Twitter has said it will add labels to identify more government leaders and associated institutions from the next week to provide people with context to what they see and have a “more informed experience” on the microblogging platform.
Twitter said the roll-out will begin in Canada, Cuba, Ecuador, Egypt, Germany, Honduras, Indonesia, Iran, Italy, Japan, Saudi Arabia, Serbia, Spain, Thailand, Turkey, and the United Arab Emirates from February 17. India, however, was not part of the list.
In August last year, Twitter had expanded account labels to two additional categories the accounts of key government officials and those belonging to state-affiliated media entities. This also included accounts from countries represented in the five permanent members of the UN Security Council (China, France, Russia, the UK, and the US).
“After receiving feedback on this initial action from a range of stakeholders including civil society, academia, and those who use our service on Wednesday, February 17, we will expand these labels to accounts from Group of Seven (G7) countries, and to a majority of countries that Twitter has attributed state-linked information operations to,” Twitter said in a blogpost on Thursday.
It added that these labels will also be applied to the personal accounts of heads of state for these countries.
“The immediate next phase will be to apply these labels to state-affiliated media entities of these phase two countries. Beyond this, we will continue expanding labels to additional countries over time and look forward to providing additional updates as those plans take shape,” it said.
Twitter has been facing flak over the past few weeks for accounts and posts with provocative content and misinformation around farmers’ protest. The government had issued a stern warning to the microblogging platform to comply with local laws or be prepared for action.
According to sources, Twitter has blocked over 97 per cent of the accounts and posts flagged by the IT ministry.
In its latest blogpost, Twitter said labels will be added to verified accounts of key government officials, including foreign ministers, institutional entities, ambassadors, official spokespeople, and key diplomatic leaders.

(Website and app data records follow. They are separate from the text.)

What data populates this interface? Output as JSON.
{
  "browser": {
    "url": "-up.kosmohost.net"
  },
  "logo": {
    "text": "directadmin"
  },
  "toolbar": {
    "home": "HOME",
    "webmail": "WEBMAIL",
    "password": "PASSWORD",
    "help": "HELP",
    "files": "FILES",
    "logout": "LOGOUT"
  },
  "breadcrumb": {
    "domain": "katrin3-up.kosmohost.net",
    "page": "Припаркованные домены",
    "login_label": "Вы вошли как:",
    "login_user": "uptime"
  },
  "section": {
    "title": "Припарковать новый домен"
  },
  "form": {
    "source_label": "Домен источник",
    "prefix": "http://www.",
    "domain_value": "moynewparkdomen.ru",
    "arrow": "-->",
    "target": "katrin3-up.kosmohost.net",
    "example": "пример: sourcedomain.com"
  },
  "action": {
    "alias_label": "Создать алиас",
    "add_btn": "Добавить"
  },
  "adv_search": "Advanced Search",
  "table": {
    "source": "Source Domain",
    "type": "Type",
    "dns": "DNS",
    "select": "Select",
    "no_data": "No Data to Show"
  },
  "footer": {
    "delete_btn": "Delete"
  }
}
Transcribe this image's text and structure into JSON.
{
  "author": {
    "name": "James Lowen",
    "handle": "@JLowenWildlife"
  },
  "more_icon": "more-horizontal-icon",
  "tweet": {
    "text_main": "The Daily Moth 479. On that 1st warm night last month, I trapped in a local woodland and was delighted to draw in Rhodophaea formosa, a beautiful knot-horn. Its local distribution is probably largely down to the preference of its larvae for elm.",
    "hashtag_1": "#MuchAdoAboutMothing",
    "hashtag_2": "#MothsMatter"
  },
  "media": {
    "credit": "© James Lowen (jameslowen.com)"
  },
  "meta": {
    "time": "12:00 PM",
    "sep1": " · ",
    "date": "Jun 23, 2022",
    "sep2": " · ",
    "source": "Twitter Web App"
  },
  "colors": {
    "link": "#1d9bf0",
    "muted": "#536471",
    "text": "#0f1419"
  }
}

The focus being senior officials and entities “who are the official voice of the state abroad”, it added.
“We’re also updating the label text to add more specificity to the government account labels by differentiating between individuals and institutions, and expanding labels to the personal accounts of heads of state to give people on Twitter additional context,” it added.
Twitter said as the next phase of this project, it will work to apply additional labels on state-affiliated media accounts over the next several months, taking an iterative approach to ensure it captures all relevant accounts.
“Our mission is to serve the public conversation and an important part of that work is providing people with context so they can make informed decisions about what they see and how they engage on Twitter,” the company said.